Tags: Writing CharacterizationCharacterization
Each character in fiction should be crafted with a limited number of key traits that are revealed through conflict in the story. Characters need focus: burdening a character with too many traits does not add realism but instead dilutes them. The character will seem muddled.
Similarly, the character should have a concrete, specific goal. Their inability to reach their goal and the barriers that prevent them from reaching it provide the fodder for the story. In compelling fiction, the character's true nature is illustrated by the way that they respond to adverse circumstances and the barriers between them and their goal.
- See Show don't tell: Show the reader who the character really is rather than simply describing them
- See Conflict reveals characterConflict reveals character
Tags: [[Characterization]] [[Writing]]
A novel illustrates the transformation of a character into someone capable of overcoming their fatal flaw. The trajectory of that transformation is revealed ... - The characters' core traits are ideally revealed through conflict with other characters
- See Specificity brings characters to lifeSpecificity brings characters to life
Vivid characters come to life when they are rendered using a limited palette of specific details. These details can include physical elements—think of Ahab's ivory leg—o... - The more specific the details about the character, the richer they will seem on the page
- See Give characters core needs and default psychological maneuversGive characters core needs and default psychological maneuvers
Tags: [[Writing]] [[Characterization]]

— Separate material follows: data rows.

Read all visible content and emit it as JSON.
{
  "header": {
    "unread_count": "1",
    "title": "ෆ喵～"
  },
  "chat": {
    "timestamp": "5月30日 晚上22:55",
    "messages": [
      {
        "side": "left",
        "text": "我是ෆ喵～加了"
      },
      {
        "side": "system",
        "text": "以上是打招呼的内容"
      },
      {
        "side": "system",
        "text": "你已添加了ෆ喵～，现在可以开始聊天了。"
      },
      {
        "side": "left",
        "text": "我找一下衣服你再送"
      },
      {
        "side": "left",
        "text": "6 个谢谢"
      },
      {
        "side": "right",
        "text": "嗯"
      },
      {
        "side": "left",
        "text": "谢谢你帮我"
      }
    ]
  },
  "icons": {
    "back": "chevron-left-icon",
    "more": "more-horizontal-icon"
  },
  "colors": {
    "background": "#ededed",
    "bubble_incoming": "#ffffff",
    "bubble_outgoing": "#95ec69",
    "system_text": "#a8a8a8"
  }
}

In Mastering the Process: From Idea to Novel Elizabeth George suggests that two ingredients that help understand characters are their core need and their psy... - Focus should extend below the surface of the character; give them specific psychological needs as well as default patterns of psychology or behaviour.
- Complement dialogue-heavy scenes amidst character-reinforcing activitiesComplement dialogue-heavy scenes amidst character-reinforcing activities
Tags: [[Writing]] [[Characterization]] [[Setting]]
When writing a scene that involves a great deal of dialogue, it can be beneficial to give the characters something to do. Two people chatting at ... - Use characters' ancillary activities to help refine who they are in the reader's mind